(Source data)
=== Begin Enclosure ===

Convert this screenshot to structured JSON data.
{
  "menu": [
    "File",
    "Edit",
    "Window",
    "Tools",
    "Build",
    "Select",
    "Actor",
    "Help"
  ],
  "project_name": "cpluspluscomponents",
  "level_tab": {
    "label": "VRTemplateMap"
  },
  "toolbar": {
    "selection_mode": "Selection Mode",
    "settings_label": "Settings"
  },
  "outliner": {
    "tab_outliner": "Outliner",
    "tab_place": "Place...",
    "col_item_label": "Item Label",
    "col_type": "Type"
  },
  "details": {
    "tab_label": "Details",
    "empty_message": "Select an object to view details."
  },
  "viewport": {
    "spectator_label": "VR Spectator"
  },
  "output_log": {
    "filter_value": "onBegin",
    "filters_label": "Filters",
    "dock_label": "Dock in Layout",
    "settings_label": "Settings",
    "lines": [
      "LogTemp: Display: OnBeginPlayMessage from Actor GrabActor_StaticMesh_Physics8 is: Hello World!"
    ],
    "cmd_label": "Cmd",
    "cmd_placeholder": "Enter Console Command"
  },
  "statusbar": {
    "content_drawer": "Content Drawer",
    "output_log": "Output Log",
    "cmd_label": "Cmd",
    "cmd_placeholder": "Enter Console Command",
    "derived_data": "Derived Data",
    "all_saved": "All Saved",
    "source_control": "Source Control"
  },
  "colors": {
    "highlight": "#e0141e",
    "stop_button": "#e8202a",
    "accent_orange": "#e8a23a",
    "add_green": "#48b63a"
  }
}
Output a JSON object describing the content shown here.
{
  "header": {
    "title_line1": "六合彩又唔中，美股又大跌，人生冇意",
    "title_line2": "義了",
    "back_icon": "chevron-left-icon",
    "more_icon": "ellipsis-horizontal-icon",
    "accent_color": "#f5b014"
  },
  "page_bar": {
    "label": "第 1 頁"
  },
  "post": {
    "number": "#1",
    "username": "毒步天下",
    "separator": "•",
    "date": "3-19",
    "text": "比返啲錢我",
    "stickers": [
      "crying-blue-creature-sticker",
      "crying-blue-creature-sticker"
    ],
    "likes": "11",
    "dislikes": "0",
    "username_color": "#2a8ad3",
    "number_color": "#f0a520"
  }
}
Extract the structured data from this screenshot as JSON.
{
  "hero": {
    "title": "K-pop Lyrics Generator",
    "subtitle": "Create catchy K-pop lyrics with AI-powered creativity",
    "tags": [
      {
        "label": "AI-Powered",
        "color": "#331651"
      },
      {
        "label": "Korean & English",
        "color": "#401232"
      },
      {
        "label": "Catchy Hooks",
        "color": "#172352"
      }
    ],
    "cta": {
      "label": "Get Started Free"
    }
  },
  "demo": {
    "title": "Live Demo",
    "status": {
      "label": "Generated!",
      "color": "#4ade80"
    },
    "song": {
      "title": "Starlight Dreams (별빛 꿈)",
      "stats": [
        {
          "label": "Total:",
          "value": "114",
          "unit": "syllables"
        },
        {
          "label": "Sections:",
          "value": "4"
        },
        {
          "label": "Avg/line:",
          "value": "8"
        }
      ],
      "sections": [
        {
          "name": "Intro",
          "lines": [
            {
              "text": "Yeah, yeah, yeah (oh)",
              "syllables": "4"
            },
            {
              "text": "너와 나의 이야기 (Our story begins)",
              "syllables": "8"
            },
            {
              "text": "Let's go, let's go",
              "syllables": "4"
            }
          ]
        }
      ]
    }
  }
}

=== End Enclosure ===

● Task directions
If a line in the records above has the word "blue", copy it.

● Result for this task
      "crying-blue-creature-sticker",
      "crying-blue-creature-sticker"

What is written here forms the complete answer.